Purpose: B7-H1 is expressed by clinically aggressive forms of renal cell carcinoma (RCC) and predicts adverse outcome. B7-H1 is known to impair host immunity via interaction with the Programmed Death-1 (PD-1) receptor, which is expressed by activated T cells. Levels of immune cells expressing PD-1 (PD-1+) in clinical RCC tumors have not been evaluated. Thus, we tested whether immune cell PD-1 expression is observed within aggressive RCC tumors. Experimental Design: Between 2000 and 2003, 267 patients underwent nephrectomy at our institution for clear cell RCC and had fresh-frozen tissue available for review. These RCC specimens were immunostained using anti - PD-1 (clone MIH4) and outcome analyses were conducted. Results: Mononuclear immune cell infiltration was observed in 136 (50.9%) specimens. PD-1+ immune cells were present in 77 of these 136 (56.6%) tumors.

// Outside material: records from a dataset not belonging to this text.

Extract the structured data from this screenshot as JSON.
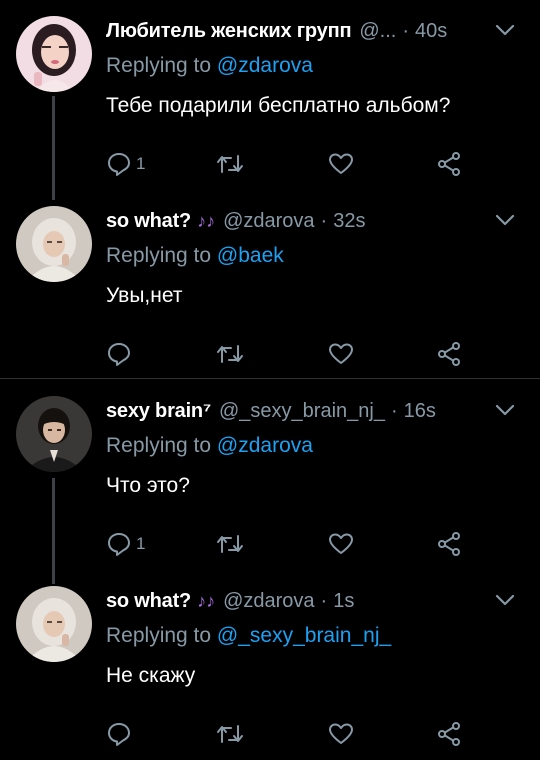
{
  "colors": {
    "background": "#000000",
    "name": "#ffffff",
    "muted": "#8899a6",
    "mention": "#1da1f2",
    "thread_line": "#3d4248",
    "divider": "#2f3336",
    "notes_emoji": "#a26bd6"
  },
  "tweets": [
    {
      "name": "Любитель женских групп",
      "handle": "@...",
      "separator": "·",
      "time": "40s",
      "replying_prefix": "Replying to ",
      "replying_to": "@zdarova",
      "text": "Тебе подарили бесплатно альбом?",
      "reply_count": "1",
      "avatar": "avatar-girl-pink"
    },
    {
      "name": "so what?",
      "emoji": "♪♪",
      "handle": "@zdarova",
      "separator": "·",
      "time": "32s",
      "replying_prefix": "Replying to ",
      "replying_to": "@baek",
      "text": "Увы,нет",
      "reply_count": "",
      "avatar": "avatar-hooded-person"
    },
    {
      "name": "sexy brain⁷",
      "handle": "@_sexy_brain_nj_",
      "separator": "·",
      "time": "16s",
      "replying_prefix": "Replying to ",
      "replying_to": "@zdarova",
      "text": "Что это?",
      "reply_count": "1",
      "avatar": "avatar-dark-hair-man"
    },
    {
      "name": "so what?",
      "emoji": "♪♪",
      "handle": "@zdarova",
      "separator": "·",
      "time": "1s",
      "replying_prefix": "Replying to ",
      "replying_to": "@_sexy_brain_nj_",
      "text": "Не скажу",
      "reply_count": "",
      "avatar": "avatar-hooded-person"
    }
  ],
  "icons": {
    "reply": "reply-icon",
    "retweet": "retweet-icon",
    "like": "heart-icon",
    "share": "share-icon",
    "more": "chevron-down-icon"
  }
}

In contrast, RCC tumor cells did not express PD-1. Patients with PD-1+ immune cells were significantly more likely to harbor B7-H1+ tumor cells (P < 0.001), larger tumors (P = 0.001), and tumors of higher nuclear grade (P = 0.001). Likewise, intratumoral PD-1+ immune cells were associated with advanced tumor-node-metastasis stage (P = 0.005), coagulative tumor necrosis (P =0.027), and sarcomatoid differentiation (P = 0.008). With a median follow-up of 2.9 years, 52 patients died from RCC. Univariately, patients with PD-1+ immune cells were at significant risk of cancer-specific death compared with PD-1-patients (risk ratio, 2.24; P = 0.004). Conclusions: Levels of immune cells expressing PD-1 were increased in patients with high-risk RCC tumors. Interactions between immune cell PD-1 and B7-H1 may promote cancer progression by contributing to immune dysfunction in patients with RCC.
ASJC Scopus subject areas
- Cancer Research